Will history repeat itself?
Assuming that bitcoin bottomed in December 2018 at $3,200, we can use the previous gains to predict its all-time high after the halving event. The number one digital asset as recorded gains of at least 12,000 percent from its pre-halving bottom to the post-halving bottom.
Using these figures, it can be predicted that bitcoin will sell for $384,000 per unit if history is to repeat itself.
However, it must be noted that bitcoin is a relatively new asset and there is no certainty that what has happened in the past will happen again this time around. The outcome of the first halving event was as good as anyone’s guess. In the second halving, there were a lot of figures that determined the price of bitcoin.

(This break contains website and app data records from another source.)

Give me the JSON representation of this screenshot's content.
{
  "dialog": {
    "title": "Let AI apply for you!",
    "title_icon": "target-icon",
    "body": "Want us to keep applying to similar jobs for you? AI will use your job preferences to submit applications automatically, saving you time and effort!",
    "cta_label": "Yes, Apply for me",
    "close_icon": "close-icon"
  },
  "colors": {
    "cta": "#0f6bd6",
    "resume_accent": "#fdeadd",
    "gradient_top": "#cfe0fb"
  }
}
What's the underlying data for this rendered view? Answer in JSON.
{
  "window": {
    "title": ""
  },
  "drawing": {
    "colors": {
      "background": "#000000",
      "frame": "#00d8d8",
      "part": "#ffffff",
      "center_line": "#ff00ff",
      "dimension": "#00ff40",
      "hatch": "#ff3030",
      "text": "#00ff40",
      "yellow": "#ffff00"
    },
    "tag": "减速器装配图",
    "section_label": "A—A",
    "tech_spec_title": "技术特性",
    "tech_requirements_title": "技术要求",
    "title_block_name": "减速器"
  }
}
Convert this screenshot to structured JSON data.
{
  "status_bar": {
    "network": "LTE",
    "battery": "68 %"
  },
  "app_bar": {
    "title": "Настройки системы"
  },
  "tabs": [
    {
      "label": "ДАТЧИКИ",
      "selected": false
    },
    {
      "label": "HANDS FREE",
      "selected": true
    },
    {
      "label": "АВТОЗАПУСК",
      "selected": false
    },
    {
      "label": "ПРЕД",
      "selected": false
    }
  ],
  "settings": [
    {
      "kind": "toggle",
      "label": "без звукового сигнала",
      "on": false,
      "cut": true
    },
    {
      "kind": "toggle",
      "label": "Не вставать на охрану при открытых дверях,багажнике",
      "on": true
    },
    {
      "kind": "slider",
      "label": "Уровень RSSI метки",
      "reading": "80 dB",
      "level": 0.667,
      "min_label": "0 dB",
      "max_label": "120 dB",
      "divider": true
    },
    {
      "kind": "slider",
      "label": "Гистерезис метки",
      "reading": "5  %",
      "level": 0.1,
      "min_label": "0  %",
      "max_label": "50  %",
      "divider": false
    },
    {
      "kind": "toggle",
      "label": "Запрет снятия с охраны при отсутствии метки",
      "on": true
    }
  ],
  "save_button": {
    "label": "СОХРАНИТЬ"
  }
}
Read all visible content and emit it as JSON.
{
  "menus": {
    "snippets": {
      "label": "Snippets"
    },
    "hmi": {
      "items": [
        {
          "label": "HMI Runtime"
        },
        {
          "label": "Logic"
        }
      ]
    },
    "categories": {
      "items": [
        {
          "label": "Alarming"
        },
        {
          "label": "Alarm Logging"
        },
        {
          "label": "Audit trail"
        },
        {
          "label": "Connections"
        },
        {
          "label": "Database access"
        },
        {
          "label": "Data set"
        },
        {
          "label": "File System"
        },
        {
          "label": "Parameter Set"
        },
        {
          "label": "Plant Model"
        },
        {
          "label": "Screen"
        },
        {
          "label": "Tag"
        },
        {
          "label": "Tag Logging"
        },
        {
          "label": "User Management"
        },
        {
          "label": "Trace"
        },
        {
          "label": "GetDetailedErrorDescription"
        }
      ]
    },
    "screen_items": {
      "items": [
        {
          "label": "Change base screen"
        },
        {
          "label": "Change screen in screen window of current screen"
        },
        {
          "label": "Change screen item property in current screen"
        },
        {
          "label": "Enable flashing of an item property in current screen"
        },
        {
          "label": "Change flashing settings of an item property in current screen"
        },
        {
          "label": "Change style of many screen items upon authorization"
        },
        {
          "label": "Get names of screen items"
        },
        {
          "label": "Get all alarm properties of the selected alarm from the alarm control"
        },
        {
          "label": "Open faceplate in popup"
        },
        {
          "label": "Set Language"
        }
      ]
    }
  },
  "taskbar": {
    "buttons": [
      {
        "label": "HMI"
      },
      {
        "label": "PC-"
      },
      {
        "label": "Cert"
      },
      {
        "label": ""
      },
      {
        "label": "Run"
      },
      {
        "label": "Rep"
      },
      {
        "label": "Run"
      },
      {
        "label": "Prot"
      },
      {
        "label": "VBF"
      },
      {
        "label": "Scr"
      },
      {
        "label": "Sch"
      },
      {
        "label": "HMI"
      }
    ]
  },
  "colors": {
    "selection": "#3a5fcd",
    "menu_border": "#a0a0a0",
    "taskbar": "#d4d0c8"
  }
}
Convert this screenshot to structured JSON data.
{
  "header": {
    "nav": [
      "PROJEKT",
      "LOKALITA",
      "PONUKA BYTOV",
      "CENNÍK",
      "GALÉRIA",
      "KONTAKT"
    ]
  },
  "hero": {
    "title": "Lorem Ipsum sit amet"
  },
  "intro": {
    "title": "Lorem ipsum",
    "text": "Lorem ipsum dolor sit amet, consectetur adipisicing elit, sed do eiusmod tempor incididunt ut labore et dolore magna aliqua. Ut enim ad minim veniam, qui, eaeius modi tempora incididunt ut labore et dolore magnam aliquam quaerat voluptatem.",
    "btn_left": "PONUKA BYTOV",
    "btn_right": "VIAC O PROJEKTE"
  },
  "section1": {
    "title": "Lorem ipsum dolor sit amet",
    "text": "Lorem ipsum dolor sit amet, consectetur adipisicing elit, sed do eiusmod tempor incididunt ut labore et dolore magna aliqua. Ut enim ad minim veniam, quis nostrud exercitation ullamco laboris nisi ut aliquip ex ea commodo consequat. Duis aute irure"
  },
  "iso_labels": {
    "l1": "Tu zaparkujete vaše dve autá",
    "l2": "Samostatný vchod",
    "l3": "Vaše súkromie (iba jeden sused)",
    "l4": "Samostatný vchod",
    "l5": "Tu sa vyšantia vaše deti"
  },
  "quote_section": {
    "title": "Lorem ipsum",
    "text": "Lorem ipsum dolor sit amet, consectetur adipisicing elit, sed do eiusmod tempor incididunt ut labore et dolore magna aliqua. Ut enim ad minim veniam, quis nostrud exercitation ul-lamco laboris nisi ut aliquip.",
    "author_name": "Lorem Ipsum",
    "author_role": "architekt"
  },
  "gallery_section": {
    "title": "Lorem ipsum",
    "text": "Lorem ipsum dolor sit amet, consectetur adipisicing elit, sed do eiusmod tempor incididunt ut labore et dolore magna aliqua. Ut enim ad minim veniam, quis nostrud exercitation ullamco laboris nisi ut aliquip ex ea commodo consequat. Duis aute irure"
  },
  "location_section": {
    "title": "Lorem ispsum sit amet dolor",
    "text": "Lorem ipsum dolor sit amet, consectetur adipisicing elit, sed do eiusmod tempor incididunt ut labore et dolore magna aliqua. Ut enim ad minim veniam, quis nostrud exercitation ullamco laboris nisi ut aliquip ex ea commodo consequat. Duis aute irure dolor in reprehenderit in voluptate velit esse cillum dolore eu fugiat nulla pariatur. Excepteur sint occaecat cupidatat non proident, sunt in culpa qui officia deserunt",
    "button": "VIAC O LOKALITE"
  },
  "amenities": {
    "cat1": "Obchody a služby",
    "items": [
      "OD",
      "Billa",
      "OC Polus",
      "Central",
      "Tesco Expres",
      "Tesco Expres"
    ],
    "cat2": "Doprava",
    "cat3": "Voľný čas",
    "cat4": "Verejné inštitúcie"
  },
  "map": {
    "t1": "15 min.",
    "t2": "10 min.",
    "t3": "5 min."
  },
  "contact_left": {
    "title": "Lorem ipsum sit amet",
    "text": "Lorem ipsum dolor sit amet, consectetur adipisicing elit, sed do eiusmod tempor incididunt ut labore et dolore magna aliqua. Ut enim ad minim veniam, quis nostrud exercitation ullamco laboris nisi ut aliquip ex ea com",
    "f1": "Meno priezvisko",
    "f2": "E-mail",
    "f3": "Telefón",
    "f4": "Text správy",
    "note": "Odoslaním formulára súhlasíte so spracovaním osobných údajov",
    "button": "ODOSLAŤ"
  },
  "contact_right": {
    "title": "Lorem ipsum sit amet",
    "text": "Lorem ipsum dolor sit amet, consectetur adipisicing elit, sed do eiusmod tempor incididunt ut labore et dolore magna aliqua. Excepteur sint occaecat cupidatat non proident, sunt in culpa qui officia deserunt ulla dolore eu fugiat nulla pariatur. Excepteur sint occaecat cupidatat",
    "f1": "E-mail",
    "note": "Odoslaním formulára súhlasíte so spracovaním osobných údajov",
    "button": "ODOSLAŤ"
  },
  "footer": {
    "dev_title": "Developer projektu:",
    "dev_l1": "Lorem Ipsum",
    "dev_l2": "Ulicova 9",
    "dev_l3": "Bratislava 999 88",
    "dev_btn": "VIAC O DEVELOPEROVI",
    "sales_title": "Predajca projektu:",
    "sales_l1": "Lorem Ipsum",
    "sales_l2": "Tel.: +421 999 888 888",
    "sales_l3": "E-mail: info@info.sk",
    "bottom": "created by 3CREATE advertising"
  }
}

The third halving will likely be different. What is nearly obvious is that institutional investors will be monitoring the developments and wondering what cause of action to take.
We should not take for granted that Facebook’s foray into the crypto sector with its Libra project might indirectly affect the final price of bitcoin. While the project itself doesn’t seem like it will take off unless it obtains regulatory approval from lawmakers, Libra has been a major boost for cryptocurrencies in general and bitcoin in particular.
And an increase in supply coupled with decreased supply will definitely propel the price of bitcoin after the halving event.
Bitcoin halving 2020 and miners
You cannot talk about the upcoming bitcoin 2020 halving and leave out the miners because they are directly affected by the event. They will have to deal with receiving fewer bitcoins as a reward for maintaining the Bitcoin network.
This may cause some miners to give up after the event though it will likely be only a few miners who do so. Other miners will continue with the work with the hope that the value of the BTC will be higher than the value they receive from receiving more bitcoins.
They can do this by holding onto their bitcoins and not sell them for lower prices. This will eventually drive up the prices and allow the miners to make a profit, despite their block rewards being cut in half.
Final thoughts on Bitcoin halving 2020
The only certainty so far is that bitcoin halving will be happening between May and June next year. How it will affect the market if at all, remains anyone’s guess.
The previous two similar events point to a bull run. However, the circumstances then and now are different. The market no longer belongs to retails investors as it used. It is slowly being swallowed by institutions and this could change the expected price movements when the event happens.